What you need to do = Print every line of the listing exactly, please.

(Beginning of Records for this task)

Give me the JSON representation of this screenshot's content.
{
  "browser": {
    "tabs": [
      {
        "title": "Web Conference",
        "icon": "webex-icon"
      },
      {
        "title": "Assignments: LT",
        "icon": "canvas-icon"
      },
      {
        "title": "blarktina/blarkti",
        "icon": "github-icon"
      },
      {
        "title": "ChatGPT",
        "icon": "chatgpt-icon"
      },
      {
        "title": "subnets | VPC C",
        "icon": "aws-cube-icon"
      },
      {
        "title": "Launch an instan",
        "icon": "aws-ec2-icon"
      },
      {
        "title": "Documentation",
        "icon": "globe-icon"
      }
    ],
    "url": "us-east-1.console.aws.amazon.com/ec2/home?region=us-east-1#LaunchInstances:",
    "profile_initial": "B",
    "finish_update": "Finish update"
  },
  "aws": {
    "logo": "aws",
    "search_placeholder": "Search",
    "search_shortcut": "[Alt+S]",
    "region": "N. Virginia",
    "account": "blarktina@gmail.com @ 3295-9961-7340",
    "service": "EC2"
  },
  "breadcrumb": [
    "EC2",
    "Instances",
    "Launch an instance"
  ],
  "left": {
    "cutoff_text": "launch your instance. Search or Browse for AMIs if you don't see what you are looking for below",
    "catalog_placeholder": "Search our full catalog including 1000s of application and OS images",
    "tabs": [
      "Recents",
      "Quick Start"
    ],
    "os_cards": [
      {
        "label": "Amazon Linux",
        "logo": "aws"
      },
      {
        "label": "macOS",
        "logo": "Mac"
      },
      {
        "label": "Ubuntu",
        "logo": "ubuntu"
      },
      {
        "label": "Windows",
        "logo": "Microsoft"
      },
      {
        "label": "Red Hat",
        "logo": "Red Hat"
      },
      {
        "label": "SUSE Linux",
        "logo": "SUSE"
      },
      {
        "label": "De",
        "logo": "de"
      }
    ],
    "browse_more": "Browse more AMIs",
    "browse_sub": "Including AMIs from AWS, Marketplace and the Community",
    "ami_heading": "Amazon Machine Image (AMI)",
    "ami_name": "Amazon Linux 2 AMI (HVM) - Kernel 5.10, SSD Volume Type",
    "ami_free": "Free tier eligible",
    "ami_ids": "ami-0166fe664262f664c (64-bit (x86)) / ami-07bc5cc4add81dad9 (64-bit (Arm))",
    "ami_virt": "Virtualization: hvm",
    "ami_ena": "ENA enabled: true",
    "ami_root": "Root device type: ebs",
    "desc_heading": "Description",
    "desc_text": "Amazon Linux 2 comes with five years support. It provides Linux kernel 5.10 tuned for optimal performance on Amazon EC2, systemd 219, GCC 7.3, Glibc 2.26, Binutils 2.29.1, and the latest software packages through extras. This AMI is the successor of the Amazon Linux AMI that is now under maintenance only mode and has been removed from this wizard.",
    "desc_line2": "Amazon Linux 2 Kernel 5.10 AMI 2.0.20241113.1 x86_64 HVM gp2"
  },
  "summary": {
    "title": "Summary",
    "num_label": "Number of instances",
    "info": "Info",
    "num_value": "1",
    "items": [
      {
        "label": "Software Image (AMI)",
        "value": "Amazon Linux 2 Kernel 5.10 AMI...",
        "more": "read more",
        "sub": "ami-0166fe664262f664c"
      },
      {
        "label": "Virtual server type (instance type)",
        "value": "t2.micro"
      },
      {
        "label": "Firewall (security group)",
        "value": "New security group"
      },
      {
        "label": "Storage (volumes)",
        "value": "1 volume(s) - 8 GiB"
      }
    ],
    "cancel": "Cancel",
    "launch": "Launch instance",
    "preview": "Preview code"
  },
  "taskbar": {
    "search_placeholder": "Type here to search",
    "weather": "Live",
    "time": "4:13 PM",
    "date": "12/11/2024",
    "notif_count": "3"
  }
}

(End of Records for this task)

Expected output =
Give me the JSON representation of this screenshot's content.
{
  "browser": {
    "tabs": [
      {
        "title": "Web Conference",
        "icon": "webex-icon"
      },
      {
        "title": "Assignments: LT",
        "icon": "canvas-icon"
      },
      {
        "title": "blarktina/blarkti",
        "icon": "github-icon"
      },
      {
        "title": "ChatGPT",
        "icon": "chatgpt-icon"
      },
      {
        "title": "subnets | VPC C",
        "icon": "aws-cube-icon"
      },
      {
        "title": "Launch an instan",
        "icon": "aws-ec2-icon"
      },
      {
        "title": "Documentation",
        "icon": "globe-icon"
      }
    ],
    "url": "us-east-1.console.aws.amazon.com/ec2/home?region=us-east-1#LaunchInstances:",
    "profile_initial": "B",
    "finish_update": "Finish update"
  },
  "aws": {
    "logo": "aws",
    "search_placeholder": "Search",
    "search_shortcut": "[Alt+S]",
    "region": "N. Virginia",
    "account": "blarktina@gmail.com @ 3295-9961-7340",
    "service": "EC2"
  },
  "breadcrumb": [
    "EC2",
    "Instances",
    "Launch an instance"
  ],
  "left": {
    "cutoff_text": "launch your instance. Search or Browse for AMIs if you don't see what you are looking for below",
    "catalog_placeholder": "Search our full catalog including 1000s of application and OS images",
    "tabs": [
      "Recents",
      "Quick Start"
    ],
    "os_cards": [
      {
        "label": "Amazon Linux",
        "logo": "aws"
      },
      {
        "label": "macOS",
        "logo": "Mac"
      },
      {
        "label": "Ubuntu",
        "logo": "ubuntu"
      },
      {
        "label": "Windows",
        "logo": "Microsoft"
      },
      {
        "label": "Red Hat",
        "logo": "Red Hat"
      },
      {
        "label": "SUSE Linux",
        "logo": "SUSE"
      },
      {
        "label": "De",
        "logo": "de"
      }
    ],
    "browse_more": "Browse more AMIs",
    "browse_sub": "Including AMIs from AWS, Marketplace and the Community",
    "ami_heading": "Amazon Machine Image (AMI)",
    "ami_name": "Amazon Linux 2 AMI (HVM) - Kernel 5.10, SSD Volume Type",
    "ami_free": "Free tier eligible",
    "ami_ids": "ami-0166fe664262f664c (64-bit (x86)) / ami-07bc5cc4add81dad9 (64-bit (Arm))",
    "ami_virt": "Virtualization: hvm",
    "ami_ena": "ENA enabled: true",
    "ami_root": "Root device type: ebs",
    "desc_heading": "Description",
    "desc_text": "Amazon Linux 2 comes with five years support. It provides Linux kernel 5.10 tuned for optimal performance on Amazon EC2, systemd 219, GCC 7.3, Glibc 2.26, Binutils 2.29.1, and the latest software packages through extras. This AMI is the successor of the Amazon Linux AMI that is now under maintenance only mode and has been removed from this wizard.",
    "desc_line2": "Amazon Linux 2 Kernel 5.10 AMI 2.0.20241113.1 x86_64 HVM gp2"
  },
  "summary": {
    "title": "Summary",
    "num_label": "Number of instances",
    "info": "Info",
    "num_value": "1",
    "items": [
      {
        "label": "Software Image (AMI)",
        "value": "Amazon Linux 2 Kernel 5.10 AMI...",
        "more": "read more",
        "sub": "ami-0166fe664262f664c"
      },
      {
        "label": "Virtual server type (instance type)",
        "value": "t2.micro"
      },
      {
        "label": "Firewall (security group)",
        "value": "New security group"
      },
      {
        "label": "Storage (volumes)",
        "value": "1 volume(s) - 8 GiB"
      }
    ],
    "cancel": "Cancel",
    "launch": "Launch instance",
    "preview": "Preview code"
  },
  "taskbar": {
    "search_placeholder": "Type here to search",
    "weather": "Live",
    "time": "4:13 PM",
    "date": "12/11/2024",
    "notif_count": "3"
  }
}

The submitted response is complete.